(Stored dataset items)
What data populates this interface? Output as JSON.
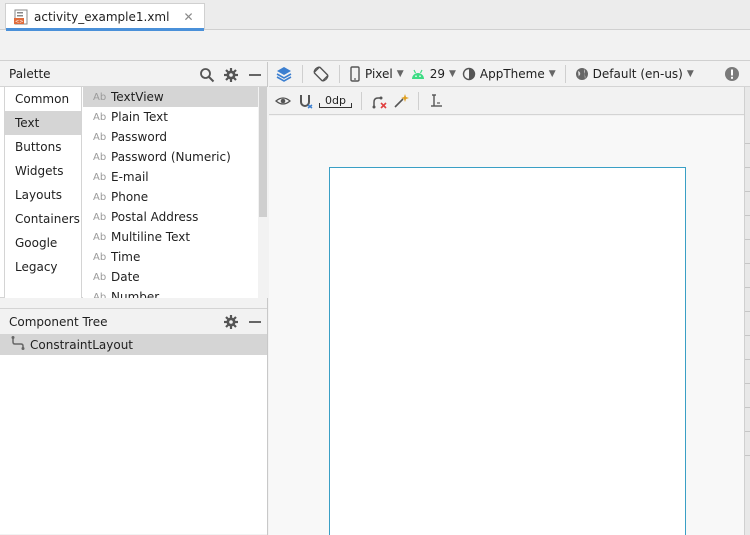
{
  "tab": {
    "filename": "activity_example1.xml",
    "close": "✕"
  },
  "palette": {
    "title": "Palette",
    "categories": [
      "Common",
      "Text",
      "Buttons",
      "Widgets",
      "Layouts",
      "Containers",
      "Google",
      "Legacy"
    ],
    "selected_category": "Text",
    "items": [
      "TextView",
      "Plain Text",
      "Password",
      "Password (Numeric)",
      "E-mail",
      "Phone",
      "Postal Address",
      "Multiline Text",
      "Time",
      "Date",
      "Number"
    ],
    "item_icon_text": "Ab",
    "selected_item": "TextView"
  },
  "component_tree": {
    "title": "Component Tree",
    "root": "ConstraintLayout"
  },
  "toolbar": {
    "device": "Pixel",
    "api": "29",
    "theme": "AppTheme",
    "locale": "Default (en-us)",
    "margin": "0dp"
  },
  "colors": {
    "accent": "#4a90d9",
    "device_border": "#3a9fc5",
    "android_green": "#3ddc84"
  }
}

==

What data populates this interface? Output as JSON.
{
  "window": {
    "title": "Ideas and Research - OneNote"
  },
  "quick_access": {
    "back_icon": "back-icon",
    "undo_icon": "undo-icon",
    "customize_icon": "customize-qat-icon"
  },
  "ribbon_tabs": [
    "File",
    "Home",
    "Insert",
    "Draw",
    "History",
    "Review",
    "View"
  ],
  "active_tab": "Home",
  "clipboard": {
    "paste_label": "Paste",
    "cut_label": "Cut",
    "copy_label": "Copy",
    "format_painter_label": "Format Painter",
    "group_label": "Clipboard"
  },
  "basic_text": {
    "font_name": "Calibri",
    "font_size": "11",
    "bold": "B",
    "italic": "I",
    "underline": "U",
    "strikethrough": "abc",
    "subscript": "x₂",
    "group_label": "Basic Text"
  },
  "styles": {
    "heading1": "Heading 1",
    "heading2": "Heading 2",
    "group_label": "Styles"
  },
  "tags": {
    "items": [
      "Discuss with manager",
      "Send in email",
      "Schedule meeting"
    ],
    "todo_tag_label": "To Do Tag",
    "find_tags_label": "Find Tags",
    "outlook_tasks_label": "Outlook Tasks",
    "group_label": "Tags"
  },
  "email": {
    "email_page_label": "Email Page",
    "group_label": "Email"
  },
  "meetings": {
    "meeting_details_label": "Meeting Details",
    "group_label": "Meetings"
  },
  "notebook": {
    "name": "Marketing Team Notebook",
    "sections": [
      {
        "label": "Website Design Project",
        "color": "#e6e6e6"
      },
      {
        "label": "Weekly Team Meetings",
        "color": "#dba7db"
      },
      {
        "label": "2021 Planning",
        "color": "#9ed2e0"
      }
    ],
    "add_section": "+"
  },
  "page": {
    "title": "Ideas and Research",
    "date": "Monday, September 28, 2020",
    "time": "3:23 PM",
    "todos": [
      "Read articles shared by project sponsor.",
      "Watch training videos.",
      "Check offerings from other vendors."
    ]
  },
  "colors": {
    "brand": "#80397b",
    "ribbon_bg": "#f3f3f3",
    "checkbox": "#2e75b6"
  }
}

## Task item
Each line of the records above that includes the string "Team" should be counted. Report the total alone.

## Task response
2